**Task instructions**. Your reply should be a single number, the count of lines in the records that contain the string "Output".

**Records shown**.
BEGIN

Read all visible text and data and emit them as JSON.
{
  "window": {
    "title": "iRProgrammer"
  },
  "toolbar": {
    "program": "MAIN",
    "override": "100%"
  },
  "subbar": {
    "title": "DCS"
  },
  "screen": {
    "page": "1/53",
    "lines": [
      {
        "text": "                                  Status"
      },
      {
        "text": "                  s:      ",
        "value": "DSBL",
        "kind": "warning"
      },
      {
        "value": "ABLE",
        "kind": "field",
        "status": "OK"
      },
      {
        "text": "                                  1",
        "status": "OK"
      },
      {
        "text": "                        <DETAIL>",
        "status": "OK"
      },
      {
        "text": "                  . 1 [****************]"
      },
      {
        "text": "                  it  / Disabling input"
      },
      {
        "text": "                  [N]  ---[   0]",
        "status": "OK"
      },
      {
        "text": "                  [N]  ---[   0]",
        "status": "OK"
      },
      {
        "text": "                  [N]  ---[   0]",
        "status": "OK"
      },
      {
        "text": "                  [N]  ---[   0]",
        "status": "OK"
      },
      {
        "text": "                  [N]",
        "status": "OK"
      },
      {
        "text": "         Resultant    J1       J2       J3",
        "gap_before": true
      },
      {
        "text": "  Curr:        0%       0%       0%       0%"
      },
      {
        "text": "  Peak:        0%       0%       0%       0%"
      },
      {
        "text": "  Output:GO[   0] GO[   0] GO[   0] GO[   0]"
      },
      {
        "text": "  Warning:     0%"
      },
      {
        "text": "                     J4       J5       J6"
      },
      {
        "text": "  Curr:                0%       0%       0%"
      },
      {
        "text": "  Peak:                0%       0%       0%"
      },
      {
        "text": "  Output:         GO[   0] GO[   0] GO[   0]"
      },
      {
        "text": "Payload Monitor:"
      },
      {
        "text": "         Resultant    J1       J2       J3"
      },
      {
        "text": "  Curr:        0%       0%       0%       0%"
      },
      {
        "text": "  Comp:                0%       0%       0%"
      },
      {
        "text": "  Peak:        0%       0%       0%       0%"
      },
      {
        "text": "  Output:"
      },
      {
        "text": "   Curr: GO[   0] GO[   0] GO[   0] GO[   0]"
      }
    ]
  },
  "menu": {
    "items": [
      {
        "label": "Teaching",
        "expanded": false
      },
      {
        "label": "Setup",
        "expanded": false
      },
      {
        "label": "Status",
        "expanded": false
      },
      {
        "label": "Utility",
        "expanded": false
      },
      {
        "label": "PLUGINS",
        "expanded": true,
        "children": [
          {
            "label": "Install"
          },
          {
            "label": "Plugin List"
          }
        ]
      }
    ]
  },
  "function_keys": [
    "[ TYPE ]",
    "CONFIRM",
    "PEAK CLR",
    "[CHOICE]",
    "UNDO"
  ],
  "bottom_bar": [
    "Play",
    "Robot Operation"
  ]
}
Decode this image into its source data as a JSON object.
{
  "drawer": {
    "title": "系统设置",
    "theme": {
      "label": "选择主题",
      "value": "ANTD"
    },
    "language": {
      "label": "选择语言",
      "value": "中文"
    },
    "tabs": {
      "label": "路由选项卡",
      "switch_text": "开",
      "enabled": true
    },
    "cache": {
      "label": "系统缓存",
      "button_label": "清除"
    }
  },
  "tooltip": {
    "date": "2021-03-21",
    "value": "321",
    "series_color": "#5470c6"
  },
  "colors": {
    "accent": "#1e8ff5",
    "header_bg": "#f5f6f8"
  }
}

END

**Written response**. 3